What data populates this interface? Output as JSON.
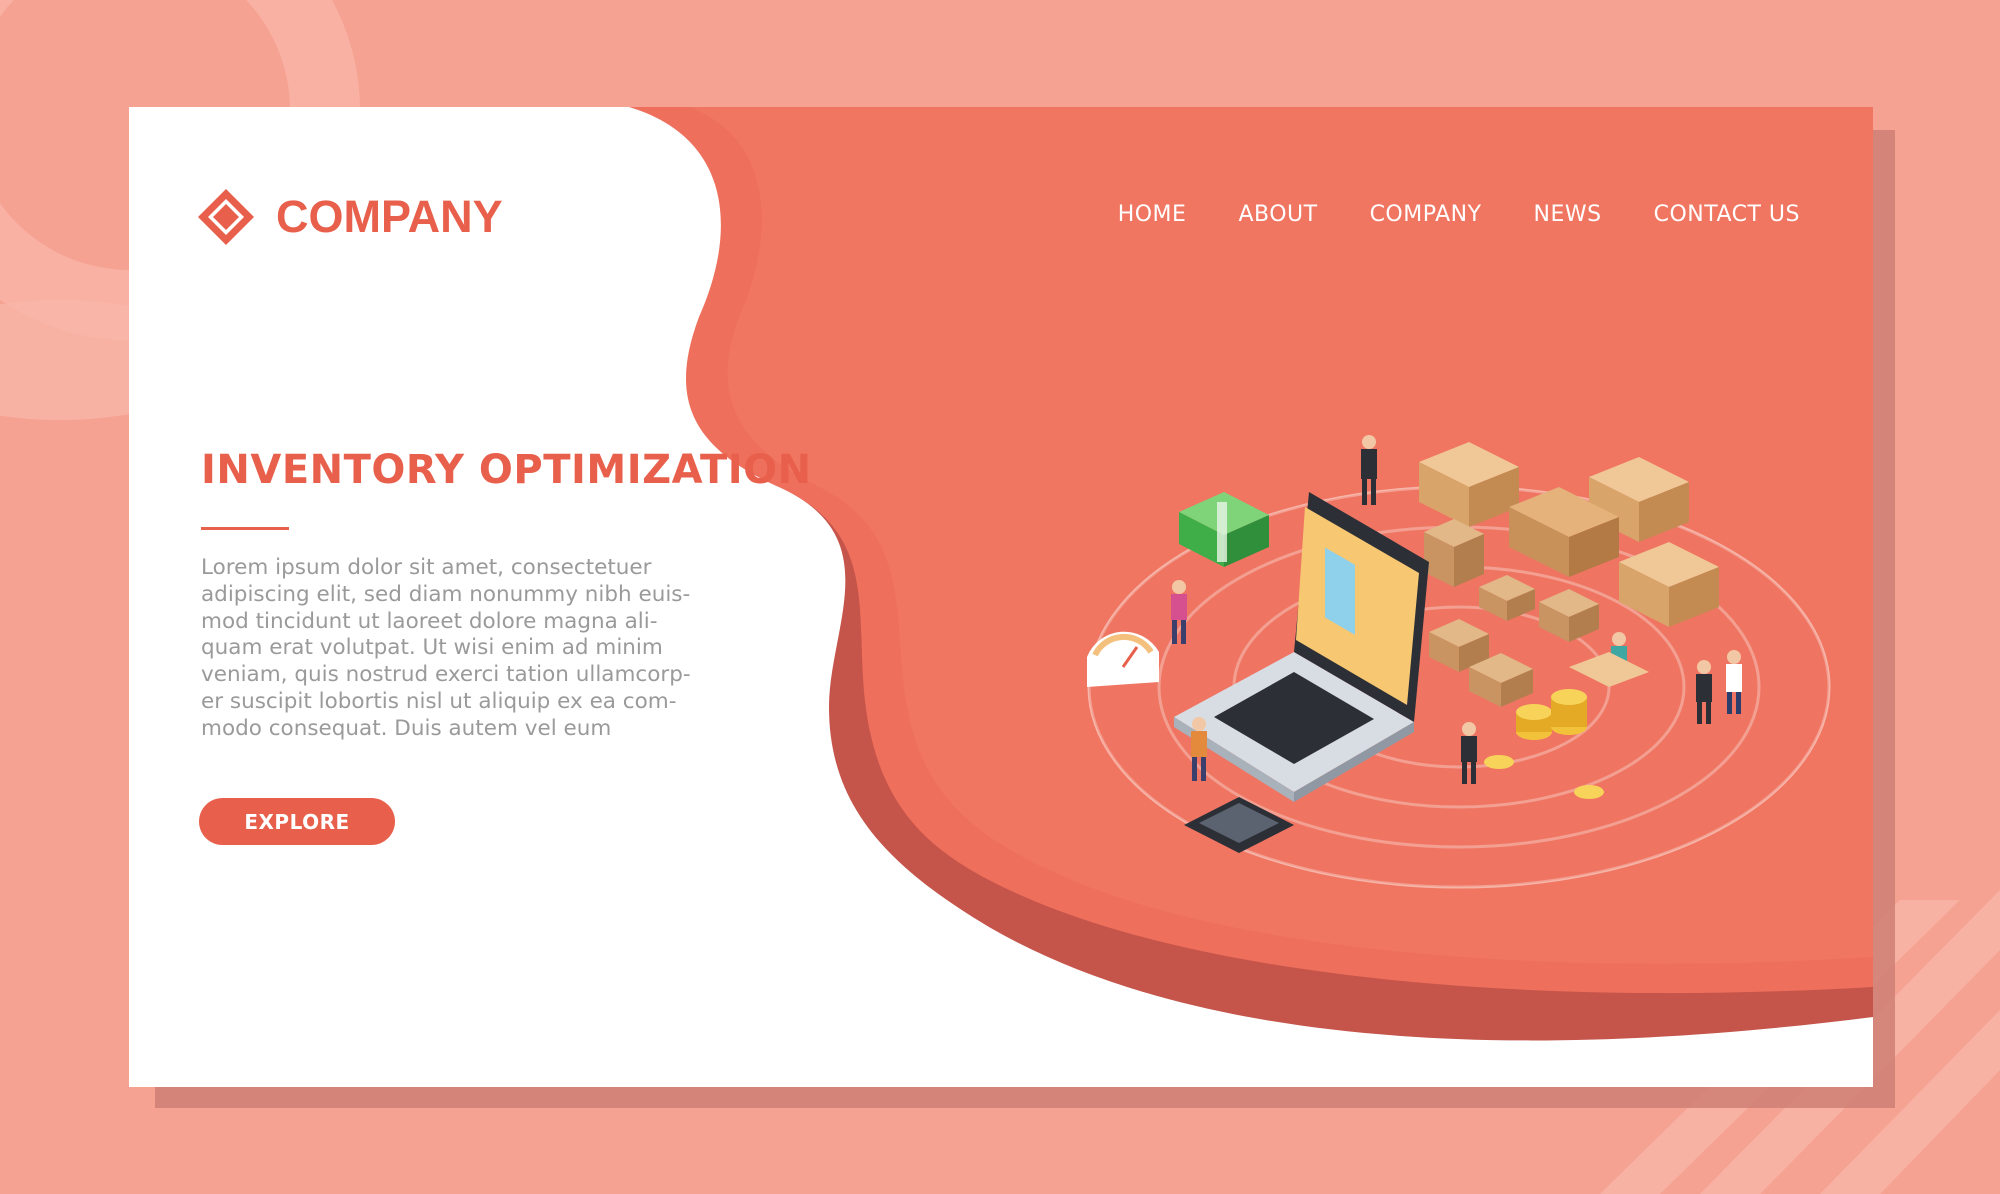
{
  "colors": {
    "background": "#f6a292",
    "accent": "#e8604c",
    "panel": "#ffffff",
    "body_text": "#9a9a9a",
    "nav_text": "#ffffff"
  },
  "logo": {
    "text": "COMPANY",
    "icon": "diamond-icon"
  },
  "nav": {
    "items": [
      {
        "label": "HOME"
      },
      {
        "label": "ABOUT"
      },
      {
        "label": "COMPANY"
      },
      {
        "label": "NEWS"
      },
      {
        "label": "CONTACT US"
      }
    ]
  },
  "hero": {
    "title": "INVENTORY OPTIMIZATION",
    "body_lines": [
      "Lorem ipsum dolor sit amet, consectetuer",
      "adipiscing elit, sed diam nonummy nibh euis-",
      "mod tincidunt ut laoreet dolore magna ali-",
      "quam erat volutpat. Ut wisi enim ad minim",
      "veniam, quis nostrud exerci tation ullamcorp-",
      "er suscipit lobortis nisl ut aliquip ex ea com-",
      "modo consequat. Duis autem vel eum"
    ],
    "cta_label": "EXPLORE"
  },
  "illustration": {
    "subject": "isometric inventory scene",
    "icons": [
      "laptop-icon",
      "cash-stack-icon",
      "gauge-icon",
      "calculator-icon",
      "coin-stack-icon",
      "box-icon",
      "pallet-icon",
      "person-icon"
    ]
  }
}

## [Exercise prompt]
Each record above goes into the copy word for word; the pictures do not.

## [Response area]
What data populates this interface? Output as JSON.
{
  "colors": {
    "background": "#f6a292",
    "accent": "#e8604c",
    "panel": "#ffffff",
    "body_text": "#9a9a9a",
    "nav_text": "#ffffff"
  },
  "logo": {
    "text": "COMPANY",
    "icon": "diamond-icon"
  },
  "nav": {
    "items": [
      {
        "label": "HOME"
      },
      {
        "label": "ABOUT"
      },
      {
        "label": "COMPANY"
      },
      {
        "label": "NEWS"
      },
      {
        "label": "CONTACT US"
      }
    ]
  },
  "hero": {
    "title": "INVENTORY OPTIMIZATION",
    "body_lines": [
      "Lorem ipsum dolor sit amet, consectetuer",
      "adipiscing elit, sed diam nonummy nibh euis-",
      "mod tincidunt ut laoreet dolore magna ali-",
      "quam erat volutpat. Ut wisi enim ad minim",
      "veniam, quis nostrud exerci tation ullamcorp-",
      "er suscipit lobortis nisl ut aliquip ex ea com-",
      "modo consequat. Duis autem vel eum"
    ],
    "cta_label": "EXPLORE"
  },
  "illustration": {
    "subject": "isometric inventory scene",
    "icons": [
      "laptop-icon",
      "cash-stack-icon",
      "gauge-icon",
      "calculator-icon",
      "coin-stack-icon",
      "box-icon",
      "pallet-icon",
      "person-icon"
    ]
  }
}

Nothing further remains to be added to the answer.